Structural member running horizontally and supporting a ceiling or
The vertical strut of a window frame or a glazed doorframe which sits
The vertical post at the top and bottom of a staircase where the handrail
Prepared all round, i.e. planned timber.
A horizontal roof member located part way up a rafter. The purpose
of the purlin is to prevent the rafter from sagging under load and,
in turn, the purlin may be supported by posts to transfer the purlin
loads onto internal walls below and so to the foundations. This will
prevent the outer walls from bearing all the roof loads.
The structural member of a roof which supports the weathering materials
underneath. It would still be called a rafter in a flat roof.
The vertical part of a stair step.
The opening part of a window.
Splits in wood, usually running with the grain, caused by shrinkage
through excessive or rapid drying.
The wood of (mostly) conifer trees such as pine, fir, cedar, larch,
spruce, etc. Sometimes also referred to in the different types as
hemlock, whitewood and redwood. Most of this wood is resinous and
has natural water resistance. The woods are less prone to shrinkage
than hardwoods. Some of the softwoods (such as yew) may be physically
harder than some hardwoods (such as ash).
The vertical edge parts of a doorframe. The hinge side is the hanging
stile and the opposite side, the lock stile.
The side of a stair where treads, risers and balusters are fitted.
A highly toxic propriety blend of copper and arsenic which is pressure-impregnated
into softwood as a preservative.
The horizontal member of a window frame.
The horizontal part of a stair step.
A pre-site manufactured roof member in a triangular shape, in which
comprises rafters, struts and joists. Factory jointed with metal or

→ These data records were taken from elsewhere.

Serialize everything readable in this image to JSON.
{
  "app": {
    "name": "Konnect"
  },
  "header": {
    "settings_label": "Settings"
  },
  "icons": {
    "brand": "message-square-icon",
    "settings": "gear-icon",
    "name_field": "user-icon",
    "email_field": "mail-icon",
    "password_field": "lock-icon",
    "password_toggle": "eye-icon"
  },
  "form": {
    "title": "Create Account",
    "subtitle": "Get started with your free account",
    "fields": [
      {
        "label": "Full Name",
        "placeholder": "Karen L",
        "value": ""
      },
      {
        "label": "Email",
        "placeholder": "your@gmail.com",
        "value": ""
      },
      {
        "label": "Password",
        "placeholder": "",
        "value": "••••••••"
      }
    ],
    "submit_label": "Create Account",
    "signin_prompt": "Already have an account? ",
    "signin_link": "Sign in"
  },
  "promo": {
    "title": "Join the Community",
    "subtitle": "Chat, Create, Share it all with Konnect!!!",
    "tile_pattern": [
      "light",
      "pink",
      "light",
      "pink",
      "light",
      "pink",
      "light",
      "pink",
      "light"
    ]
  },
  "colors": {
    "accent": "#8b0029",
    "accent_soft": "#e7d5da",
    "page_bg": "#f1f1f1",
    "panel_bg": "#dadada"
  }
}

plywood plates. The members are comparatively slim and it is important
not to remove any part without specialist advice.
A turning tread in the stair.